● **How to complete this task**: Give back the data in full. Leave nothing out.

Source records
=-=-=
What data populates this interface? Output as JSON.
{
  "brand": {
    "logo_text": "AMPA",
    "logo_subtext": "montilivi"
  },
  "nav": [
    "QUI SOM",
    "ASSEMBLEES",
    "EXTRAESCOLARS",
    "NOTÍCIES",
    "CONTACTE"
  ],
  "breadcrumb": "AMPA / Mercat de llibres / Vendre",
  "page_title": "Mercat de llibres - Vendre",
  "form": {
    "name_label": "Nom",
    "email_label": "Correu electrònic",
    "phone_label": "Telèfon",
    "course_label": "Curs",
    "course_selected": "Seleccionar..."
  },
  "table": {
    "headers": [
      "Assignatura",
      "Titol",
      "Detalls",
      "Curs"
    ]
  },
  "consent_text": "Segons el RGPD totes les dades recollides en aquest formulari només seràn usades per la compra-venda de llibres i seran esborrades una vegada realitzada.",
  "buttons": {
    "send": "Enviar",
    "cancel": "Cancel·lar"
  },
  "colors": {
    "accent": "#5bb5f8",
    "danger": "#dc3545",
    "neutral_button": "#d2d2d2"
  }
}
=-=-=
● **Answer section**:
What data populates this interface? Output as JSON.
{
  "brand": {
    "logo_text": "AMPA",
    "logo_subtext": "montilivi"
  },
  "nav": [
    "QUI SOM",
    "ASSEMBLEES",
    "EXTRAESCOLARS",
    "NOTÍCIES",
    "CONTACTE"
  ],
  "breadcrumb": "AMPA / Mercat de llibres / Vendre",
  "page_title": "Mercat de llibres - Vendre",
  "form": {
    "name_label": "Nom",
    "email_label": "Correu electrònic",
    "phone_label": "Telèfon",
    "course_label": "Curs",
    "course_selected": "Seleccionar..."
  },
  "table": {
    "headers": [
      "Assignatura",
      "Titol",
      "Detalls",
      "Curs"
    ]
  },
  "consent_text": "Segons el RGPD totes les dades recollides en aquest formulari només seràn usades per la compra-venda de llibres i seran esborrades una vegada realitzada.",
  "buttons": {
    "send": "Enviar",
    "cancel": "Cancel·lar"
  },
  "colors": {
    "accent": "#5bb5f8",
    "danger": "#dc3545",
    "neutral_button": "#d2d2d2"
  }
}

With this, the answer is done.